“Many institutions and many individuals in our country have spoken against external influences on our institutions of governance such as the Judiciary, the Legislature, the Executive and other agencies of the state. The International Community has identified external interference as one of the causes of most African countries political instability. Therefore, trivializing any advice to our institutions of governance to guide against external influence is giving a blind eye to the dangers of state capture. We know that it is always in the interest of wealthy people to capture and control institutions of governance for the sake of their capitalistic interests. Zambia should not be left to die at the hands of those that have placed personal benefits above national interests. Zambians should not lose their right to freely govern themselves because of person’s pursuing self-centered interests.”

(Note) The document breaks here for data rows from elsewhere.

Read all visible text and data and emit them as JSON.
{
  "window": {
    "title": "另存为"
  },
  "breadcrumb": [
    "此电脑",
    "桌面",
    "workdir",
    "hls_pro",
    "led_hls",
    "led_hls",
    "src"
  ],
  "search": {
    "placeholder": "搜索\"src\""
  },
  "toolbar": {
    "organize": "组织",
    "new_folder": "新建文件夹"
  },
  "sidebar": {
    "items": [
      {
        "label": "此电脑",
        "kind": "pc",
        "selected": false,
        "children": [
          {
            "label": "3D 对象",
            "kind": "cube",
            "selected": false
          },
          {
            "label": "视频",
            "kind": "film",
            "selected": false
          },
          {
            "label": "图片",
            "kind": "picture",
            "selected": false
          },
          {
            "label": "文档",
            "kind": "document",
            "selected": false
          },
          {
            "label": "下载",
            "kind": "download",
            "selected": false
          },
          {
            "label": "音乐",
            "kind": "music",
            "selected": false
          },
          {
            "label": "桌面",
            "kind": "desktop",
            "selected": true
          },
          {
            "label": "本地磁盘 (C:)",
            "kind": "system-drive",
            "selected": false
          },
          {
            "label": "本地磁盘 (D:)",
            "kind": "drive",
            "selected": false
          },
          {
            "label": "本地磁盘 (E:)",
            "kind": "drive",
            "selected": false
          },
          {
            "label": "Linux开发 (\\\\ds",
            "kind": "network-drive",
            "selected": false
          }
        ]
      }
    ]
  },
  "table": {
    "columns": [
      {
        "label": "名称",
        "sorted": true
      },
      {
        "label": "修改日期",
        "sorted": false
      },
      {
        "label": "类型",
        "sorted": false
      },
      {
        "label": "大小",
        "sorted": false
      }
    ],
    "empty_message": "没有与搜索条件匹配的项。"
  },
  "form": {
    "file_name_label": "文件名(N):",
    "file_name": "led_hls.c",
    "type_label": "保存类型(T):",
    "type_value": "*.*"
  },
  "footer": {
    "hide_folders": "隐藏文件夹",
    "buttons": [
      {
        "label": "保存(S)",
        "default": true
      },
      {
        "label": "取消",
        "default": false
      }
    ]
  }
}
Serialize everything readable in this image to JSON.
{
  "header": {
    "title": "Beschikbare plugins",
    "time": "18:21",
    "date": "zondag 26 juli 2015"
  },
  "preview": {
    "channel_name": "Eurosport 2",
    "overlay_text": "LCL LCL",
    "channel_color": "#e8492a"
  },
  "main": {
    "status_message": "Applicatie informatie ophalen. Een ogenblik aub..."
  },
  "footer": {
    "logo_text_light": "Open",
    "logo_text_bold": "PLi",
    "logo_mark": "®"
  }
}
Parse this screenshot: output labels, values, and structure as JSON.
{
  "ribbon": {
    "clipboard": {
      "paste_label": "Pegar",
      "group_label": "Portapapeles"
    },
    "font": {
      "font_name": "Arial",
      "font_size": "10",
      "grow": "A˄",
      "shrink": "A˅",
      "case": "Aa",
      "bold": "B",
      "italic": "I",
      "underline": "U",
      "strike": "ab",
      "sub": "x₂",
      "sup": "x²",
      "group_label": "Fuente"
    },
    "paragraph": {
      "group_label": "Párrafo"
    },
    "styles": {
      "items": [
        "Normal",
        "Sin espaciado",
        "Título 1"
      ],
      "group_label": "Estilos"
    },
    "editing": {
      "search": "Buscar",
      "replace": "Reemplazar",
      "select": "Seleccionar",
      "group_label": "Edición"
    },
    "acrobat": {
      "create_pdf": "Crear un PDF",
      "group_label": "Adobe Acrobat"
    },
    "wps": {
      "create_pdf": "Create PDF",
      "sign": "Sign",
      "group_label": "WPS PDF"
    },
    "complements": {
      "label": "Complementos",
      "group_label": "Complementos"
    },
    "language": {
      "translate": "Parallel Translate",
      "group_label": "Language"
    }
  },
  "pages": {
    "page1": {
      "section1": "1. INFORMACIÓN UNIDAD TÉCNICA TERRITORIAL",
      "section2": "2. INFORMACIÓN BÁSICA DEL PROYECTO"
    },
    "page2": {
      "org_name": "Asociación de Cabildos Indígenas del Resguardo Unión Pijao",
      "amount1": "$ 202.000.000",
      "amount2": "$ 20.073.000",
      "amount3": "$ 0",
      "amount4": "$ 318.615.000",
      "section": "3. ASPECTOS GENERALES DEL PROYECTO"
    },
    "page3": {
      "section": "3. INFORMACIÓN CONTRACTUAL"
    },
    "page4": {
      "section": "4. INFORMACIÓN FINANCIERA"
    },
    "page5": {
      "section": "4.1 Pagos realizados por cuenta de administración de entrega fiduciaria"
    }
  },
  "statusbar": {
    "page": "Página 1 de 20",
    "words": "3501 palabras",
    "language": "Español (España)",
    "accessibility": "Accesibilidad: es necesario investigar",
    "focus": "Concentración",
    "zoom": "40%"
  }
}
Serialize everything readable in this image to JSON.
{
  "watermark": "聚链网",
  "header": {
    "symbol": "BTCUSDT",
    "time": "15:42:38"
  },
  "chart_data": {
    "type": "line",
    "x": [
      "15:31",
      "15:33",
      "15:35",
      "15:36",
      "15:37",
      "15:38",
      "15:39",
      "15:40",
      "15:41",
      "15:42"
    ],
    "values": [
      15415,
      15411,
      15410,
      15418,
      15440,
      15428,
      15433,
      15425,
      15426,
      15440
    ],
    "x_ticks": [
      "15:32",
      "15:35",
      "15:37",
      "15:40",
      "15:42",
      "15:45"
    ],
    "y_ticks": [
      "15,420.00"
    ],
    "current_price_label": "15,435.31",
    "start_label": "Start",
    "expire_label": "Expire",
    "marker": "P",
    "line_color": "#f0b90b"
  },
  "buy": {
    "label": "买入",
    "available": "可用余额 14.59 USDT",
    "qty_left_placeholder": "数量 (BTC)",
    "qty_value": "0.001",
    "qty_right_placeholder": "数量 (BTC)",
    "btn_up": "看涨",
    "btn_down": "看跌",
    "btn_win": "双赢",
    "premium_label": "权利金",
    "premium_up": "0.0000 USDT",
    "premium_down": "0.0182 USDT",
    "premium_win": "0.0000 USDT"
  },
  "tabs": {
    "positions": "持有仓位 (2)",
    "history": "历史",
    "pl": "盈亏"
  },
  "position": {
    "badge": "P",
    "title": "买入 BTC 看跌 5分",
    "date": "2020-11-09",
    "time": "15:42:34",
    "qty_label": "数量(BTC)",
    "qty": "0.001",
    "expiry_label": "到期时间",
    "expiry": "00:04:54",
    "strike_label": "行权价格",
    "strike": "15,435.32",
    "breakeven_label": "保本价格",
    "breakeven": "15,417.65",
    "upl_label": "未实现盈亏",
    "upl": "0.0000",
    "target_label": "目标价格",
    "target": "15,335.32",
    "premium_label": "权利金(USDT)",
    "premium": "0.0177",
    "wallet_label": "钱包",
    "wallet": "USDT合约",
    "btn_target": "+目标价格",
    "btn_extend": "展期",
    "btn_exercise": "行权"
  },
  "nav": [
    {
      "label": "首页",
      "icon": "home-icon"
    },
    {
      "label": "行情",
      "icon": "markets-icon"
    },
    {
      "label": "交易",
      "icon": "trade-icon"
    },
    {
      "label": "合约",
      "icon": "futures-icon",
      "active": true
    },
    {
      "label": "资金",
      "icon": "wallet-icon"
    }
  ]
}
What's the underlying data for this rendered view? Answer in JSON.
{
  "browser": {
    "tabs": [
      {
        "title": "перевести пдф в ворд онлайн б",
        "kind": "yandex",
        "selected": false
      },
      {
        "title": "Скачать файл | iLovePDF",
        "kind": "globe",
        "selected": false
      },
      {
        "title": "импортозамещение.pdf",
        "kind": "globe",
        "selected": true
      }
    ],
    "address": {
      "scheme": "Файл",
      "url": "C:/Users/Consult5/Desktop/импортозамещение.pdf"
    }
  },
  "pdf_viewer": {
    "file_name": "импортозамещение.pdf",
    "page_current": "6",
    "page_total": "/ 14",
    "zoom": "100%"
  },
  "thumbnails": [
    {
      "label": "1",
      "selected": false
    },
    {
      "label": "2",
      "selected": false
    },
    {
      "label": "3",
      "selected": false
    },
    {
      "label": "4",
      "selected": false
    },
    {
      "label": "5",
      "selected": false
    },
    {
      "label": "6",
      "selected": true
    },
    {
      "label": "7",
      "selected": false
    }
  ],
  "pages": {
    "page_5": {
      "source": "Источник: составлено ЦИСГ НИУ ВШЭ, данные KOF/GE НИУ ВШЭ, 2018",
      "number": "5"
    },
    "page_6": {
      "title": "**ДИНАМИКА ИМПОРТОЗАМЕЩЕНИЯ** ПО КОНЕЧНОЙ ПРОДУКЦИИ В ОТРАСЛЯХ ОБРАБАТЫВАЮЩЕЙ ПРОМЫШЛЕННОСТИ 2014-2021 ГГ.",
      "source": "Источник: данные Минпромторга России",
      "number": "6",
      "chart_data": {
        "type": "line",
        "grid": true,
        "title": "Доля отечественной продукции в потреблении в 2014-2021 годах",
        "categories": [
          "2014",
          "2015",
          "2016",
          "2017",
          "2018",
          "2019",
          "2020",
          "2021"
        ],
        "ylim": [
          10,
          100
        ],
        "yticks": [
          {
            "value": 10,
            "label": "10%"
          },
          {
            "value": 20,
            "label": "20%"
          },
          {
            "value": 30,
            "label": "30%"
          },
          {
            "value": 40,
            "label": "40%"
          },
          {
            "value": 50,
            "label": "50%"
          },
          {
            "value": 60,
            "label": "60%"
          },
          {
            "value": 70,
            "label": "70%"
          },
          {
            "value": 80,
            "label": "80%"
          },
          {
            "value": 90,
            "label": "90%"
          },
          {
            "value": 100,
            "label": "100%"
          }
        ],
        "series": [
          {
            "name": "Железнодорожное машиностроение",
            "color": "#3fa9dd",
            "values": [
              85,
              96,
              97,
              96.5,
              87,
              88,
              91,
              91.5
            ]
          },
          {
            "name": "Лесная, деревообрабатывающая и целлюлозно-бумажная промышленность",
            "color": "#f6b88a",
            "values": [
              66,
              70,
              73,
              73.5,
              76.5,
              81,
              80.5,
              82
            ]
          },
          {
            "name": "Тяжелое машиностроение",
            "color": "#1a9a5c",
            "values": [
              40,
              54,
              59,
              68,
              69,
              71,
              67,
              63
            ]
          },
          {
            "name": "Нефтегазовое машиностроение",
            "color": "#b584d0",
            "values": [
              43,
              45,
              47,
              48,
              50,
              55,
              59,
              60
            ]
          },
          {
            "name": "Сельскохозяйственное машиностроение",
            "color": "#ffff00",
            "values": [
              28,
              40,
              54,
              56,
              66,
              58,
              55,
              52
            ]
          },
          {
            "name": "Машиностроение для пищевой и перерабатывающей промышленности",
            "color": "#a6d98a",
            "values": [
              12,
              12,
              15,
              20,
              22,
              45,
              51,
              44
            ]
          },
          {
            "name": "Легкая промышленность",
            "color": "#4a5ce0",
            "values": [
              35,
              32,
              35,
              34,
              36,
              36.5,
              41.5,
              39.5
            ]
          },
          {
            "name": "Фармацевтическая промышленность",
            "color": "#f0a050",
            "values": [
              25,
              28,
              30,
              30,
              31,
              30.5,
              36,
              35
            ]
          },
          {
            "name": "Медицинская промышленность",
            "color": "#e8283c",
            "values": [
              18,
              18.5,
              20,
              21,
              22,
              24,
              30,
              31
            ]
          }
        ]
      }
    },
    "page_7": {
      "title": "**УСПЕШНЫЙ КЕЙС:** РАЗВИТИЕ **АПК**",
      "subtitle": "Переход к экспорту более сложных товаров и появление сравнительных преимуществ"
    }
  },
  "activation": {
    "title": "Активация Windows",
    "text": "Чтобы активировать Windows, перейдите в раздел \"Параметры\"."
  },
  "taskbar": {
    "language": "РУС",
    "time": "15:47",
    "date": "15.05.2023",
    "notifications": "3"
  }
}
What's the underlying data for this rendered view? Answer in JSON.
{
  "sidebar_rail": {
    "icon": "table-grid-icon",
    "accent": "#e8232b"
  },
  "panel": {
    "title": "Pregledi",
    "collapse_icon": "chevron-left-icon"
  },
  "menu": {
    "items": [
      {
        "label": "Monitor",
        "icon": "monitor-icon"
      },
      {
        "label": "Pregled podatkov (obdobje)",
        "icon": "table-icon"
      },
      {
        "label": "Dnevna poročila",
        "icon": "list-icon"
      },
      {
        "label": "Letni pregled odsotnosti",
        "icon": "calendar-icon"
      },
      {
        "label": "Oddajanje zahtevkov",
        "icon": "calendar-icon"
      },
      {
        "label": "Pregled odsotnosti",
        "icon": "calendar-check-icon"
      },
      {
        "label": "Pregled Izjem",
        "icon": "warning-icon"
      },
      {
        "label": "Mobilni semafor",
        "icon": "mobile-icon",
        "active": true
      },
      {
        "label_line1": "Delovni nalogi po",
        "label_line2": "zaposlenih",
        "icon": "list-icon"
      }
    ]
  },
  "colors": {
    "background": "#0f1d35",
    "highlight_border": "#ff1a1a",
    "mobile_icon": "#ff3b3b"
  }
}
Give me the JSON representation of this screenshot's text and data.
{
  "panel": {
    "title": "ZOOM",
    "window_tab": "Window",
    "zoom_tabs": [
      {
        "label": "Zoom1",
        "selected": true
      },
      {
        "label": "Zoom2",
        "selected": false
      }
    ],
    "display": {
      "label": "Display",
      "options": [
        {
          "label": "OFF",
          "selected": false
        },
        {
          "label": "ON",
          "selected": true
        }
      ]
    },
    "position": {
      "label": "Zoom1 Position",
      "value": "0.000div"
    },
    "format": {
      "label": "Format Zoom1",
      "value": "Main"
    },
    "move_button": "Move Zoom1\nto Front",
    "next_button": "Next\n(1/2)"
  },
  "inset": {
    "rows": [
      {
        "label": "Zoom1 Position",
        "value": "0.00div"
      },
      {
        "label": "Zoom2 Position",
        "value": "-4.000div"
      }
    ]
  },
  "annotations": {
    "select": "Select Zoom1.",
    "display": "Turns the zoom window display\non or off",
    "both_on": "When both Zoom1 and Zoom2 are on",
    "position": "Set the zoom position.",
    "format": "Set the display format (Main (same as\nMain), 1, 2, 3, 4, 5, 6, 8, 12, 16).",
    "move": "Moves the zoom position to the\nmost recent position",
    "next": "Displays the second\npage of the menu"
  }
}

He urged Zambians to defend and protect their country’s governance structures from foreign forces that had greedy intentions.

“There is need for the people of Zambia, the Trade Unions and the workers in Zambia, to defend and protect Zambia’s governance structures from foreign forces that may be thirsty to capture our state for their greedy ends. There is need to defend and protect our systems of governance. Zambians should not lose their right to freely govern themselves because of persons vigorously pursuing self centered interests. Let Zambia manage her own affairs free from external interference. Let the will of the people prevail at all costs,” Kabisa said.

“Look at the current happenings in our country where even after an election declared free and fair by both local and international monitors, agitation tailored to regime change is being sounded. We fear for our country Zambia when we ponder on the question of State Capture. What we knew in this country since independence is that after an election, the country returned to its normal operations. Surprisingly this time, it appears as though we are in the election year. We are seeing political leaders on each other’s throats and we are hearing calls for regime change barely two years after elections. This is not anywhere different from what prevails when attempts to capture the state by wealthy and influential capitalists are vigorously pursued. We fear for our country.”

He said judges must be sensitive to external forces.

“There is an evil wind of corporate state capture blowing across Africa and some countries outside Africa. Wealthy corporations and in some cases states that are already captured by these corporations are seeking the removal of legitimately elected governments. The challenges in Zimbabwe and Kenya but to mention a few where these concerns have been raised should stand as examples to Zambia. The judiciary should be sensitive to and must rise above corporate state capture and guide against it for the sake of Zambians,” said Kabisa.